From the first record to the last, write each one out again exactly.

(Dataset items)
<<<<
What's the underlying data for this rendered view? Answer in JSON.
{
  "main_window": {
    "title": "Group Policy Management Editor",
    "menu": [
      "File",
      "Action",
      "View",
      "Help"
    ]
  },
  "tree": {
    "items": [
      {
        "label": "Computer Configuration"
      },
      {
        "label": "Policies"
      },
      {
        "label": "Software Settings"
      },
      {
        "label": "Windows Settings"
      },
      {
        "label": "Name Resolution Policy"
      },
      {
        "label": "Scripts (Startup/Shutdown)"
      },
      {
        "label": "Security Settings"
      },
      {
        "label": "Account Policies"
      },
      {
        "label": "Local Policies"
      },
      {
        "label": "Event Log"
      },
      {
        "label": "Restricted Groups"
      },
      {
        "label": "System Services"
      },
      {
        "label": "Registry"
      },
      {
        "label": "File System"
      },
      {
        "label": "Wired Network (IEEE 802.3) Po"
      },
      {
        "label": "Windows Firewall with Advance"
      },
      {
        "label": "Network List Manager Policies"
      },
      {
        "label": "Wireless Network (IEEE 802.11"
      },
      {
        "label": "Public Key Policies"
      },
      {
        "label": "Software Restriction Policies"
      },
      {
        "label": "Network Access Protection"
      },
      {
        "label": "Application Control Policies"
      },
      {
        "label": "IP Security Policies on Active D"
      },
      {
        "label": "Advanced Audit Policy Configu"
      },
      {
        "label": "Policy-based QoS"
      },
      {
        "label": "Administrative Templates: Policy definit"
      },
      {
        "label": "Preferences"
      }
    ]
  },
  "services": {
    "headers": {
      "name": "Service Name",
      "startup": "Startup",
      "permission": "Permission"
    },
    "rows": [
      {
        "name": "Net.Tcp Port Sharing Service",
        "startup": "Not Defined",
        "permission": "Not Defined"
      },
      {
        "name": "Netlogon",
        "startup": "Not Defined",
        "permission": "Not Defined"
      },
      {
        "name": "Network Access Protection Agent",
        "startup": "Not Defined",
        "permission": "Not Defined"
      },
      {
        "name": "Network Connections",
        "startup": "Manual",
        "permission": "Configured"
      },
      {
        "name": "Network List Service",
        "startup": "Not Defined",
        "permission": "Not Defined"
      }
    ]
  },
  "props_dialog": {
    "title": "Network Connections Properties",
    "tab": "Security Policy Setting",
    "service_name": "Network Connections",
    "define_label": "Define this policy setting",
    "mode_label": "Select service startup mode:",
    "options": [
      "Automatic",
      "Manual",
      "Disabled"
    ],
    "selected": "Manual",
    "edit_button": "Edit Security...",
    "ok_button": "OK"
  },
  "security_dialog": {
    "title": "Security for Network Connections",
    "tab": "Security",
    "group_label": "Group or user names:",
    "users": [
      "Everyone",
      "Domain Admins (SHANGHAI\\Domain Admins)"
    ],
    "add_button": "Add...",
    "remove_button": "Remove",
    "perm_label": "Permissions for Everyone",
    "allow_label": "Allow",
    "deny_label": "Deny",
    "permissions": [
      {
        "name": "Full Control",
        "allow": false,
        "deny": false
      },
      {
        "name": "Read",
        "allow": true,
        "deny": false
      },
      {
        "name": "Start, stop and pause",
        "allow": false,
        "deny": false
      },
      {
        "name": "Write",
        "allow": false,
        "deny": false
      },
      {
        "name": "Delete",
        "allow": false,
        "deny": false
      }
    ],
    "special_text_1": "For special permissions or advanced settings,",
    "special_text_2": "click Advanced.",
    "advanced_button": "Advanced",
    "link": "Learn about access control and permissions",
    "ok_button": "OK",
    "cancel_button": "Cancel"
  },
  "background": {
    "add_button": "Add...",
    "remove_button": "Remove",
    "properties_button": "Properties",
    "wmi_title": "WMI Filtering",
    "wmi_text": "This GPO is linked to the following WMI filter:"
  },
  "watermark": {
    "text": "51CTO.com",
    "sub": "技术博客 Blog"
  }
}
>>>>
RESPONSE BELOW:
What's the underlying data for this rendered view? Answer in JSON.
{
  "main_window": {
    "title": "Group Policy Management Editor",
    "menu": [
      "File",
      "Action",
      "View",
      "Help"
    ]
  },
  "tree": {
    "items": [
      {
        "label": "Computer Configuration"
      },
      {
        "label": "Policies"
      },
      {
        "label": "Software Settings"
      },
      {
        "label": "Windows Settings"
      },
      {
        "label": "Name Resolution Policy"
      },
      {
        "label": "Scripts (Startup/Shutdown)"
      },
      {
        "label": "Security Settings"
      },
      {
        "label": "Account Policies"
      },
      {
        "label": "Local Policies"
      },
      {
        "label": "Event Log"
      },
      {
        "label": "Restricted Groups"
      },
      {
        "label": "System Services"
      },
      {
        "label": "Registry"
      },
      {
        "label": "File System"
      },
      {
        "label": "Wired Network (IEEE 802.3) Po"
      },
      {
        "label": "Windows Firewall with Advance"
      },
      {
        "label": "Network List Manager Policies"
      },
      {
        "label": "Wireless Network (IEEE 802.11"
      },
      {
        "label": "Public Key Policies"
      },
      {
        "label": "Software Restriction Policies"
      },
      {
        "label": "Network Access Protection"
      },
      {
        "label": "Application Control Policies"
      },
      {
        "label": "IP Security Policies on Active D"
      },
      {
        "label": "Advanced Audit Policy Configu"
      },
      {
        "label": "Policy-based QoS"
      },
      {
        "label": "Administrative Templates: Policy definit"
      },
      {
        "label": "Preferences"
      }
    ]
  },
  "services": {
    "headers": {
      "name": "Service Name",
      "startup": "Startup",
      "permission": "Permission"
    },
    "rows": [
      {
        "name": "Net.Tcp Port Sharing Service",
        "startup": "Not Defined",
        "permission": "Not Defined"
      },
      {
        "name": "Netlogon",
        "startup": "Not Defined",
        "permission": "Not Defined"
      },
      {
        "name": "Network Access Protection Agent",
        "startup": "Not Defined",
        "permission": "Not Defined"
      },
      {
        "name": "Network Connections",
        "startup": "Manual",
        "permission": "Configured"
      },
      {
        "name": "Network List Service",
        "startup": "Not Defined",
        "permission": "Not Defined"
      }
    ]
  },
  "props_dialog": {
    "title": "Network Connections Properties",
    "tab": "Security Policy Setting",
    "service_name": "Network Connections",
    "define_label": "Define this policy setting",
    "mode_label": "Select service startup mode:",
    "options": [
      "Automatic",
      "Manual",
      "Disabled"
    ],
    "selected": "Manual",
    "edit_button": "Edit Security...",
    "ok_button": "OK"
  },
  "security_dialog": {
    "title": "Security for Network Connections",
    "tab": "Security",
    "group_label": "Group or user names:",
    "users": [
      "Everyone",
      "Domain Admins (SHANGHAI\\Domain Admins)"
    ],
    "add_button": "Add...",
    "remove_button": "Remove",
    "perm_label": "Permissions for Everyone",
    "allow_label": "Allow",
    "deny_label": "Deny",
    "permissions": [
      {
        "name": "Full Control",
        "allow": false,
        "deny": false
      },
      {
        "name": "Read",
        "allow": true,
        "deny": false
      },
      {
        "name": "Start, stop and pause",
        "allow": false,
        "deny": false
      },
      {
        "name": "Write",
        "allow": false,
        "deny": false
      },
      {
        "name": "Delete",
        "allow": false,
        "deny": false
      }
    ],
    "special_text_1": "For special permissions or advanced settings,",
    "special_text_2": "click Advanced.",
    "advanced_button": "Advanced",
    "link": "Learn about access control and permissions",
    "ok_button": "OK",
    "cancel_button": "Cancel"
  },
  "background": {
    "add_button": "Add...",
    "remove_button": "Remove",
    "properties_button": "Properties",
    "wmi_title": "WMI Filtering",
    "wmi_text": "This GPO is linked to the following WMI filter:"
  },
  "watermark": {
    "text": "51CTO.com",
    "sub": "技术博客 Blog"
  }
}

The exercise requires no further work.